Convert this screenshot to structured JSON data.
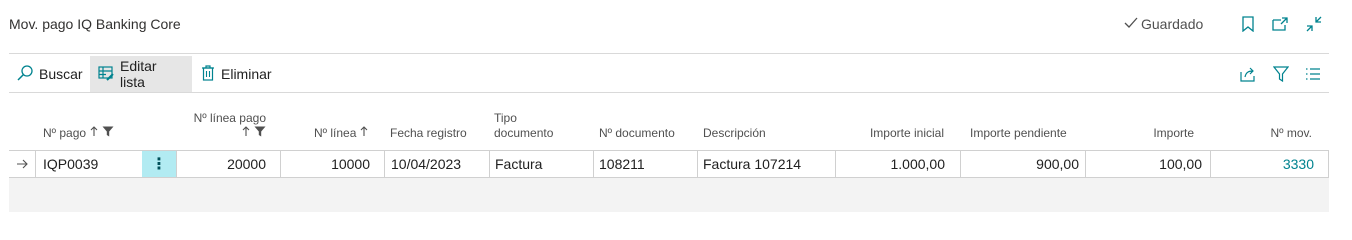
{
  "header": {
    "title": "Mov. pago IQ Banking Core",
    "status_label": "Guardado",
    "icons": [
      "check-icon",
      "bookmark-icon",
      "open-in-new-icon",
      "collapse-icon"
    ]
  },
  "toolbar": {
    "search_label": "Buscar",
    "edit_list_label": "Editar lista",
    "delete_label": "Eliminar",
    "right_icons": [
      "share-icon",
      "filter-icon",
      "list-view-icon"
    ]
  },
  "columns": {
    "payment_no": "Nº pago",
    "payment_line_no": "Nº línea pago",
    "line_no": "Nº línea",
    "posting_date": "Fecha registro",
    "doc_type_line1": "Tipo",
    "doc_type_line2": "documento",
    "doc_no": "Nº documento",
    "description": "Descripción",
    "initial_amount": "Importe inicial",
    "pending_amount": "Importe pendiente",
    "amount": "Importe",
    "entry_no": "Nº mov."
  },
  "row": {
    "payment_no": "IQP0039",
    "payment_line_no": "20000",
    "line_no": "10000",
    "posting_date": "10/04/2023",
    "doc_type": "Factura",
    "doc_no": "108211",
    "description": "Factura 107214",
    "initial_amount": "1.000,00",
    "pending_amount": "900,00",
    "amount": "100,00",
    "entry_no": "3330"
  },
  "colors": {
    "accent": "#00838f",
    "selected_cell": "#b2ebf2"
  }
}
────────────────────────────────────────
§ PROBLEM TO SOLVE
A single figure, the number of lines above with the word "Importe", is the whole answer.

§ SOLUTION TO THE EXERCISE
3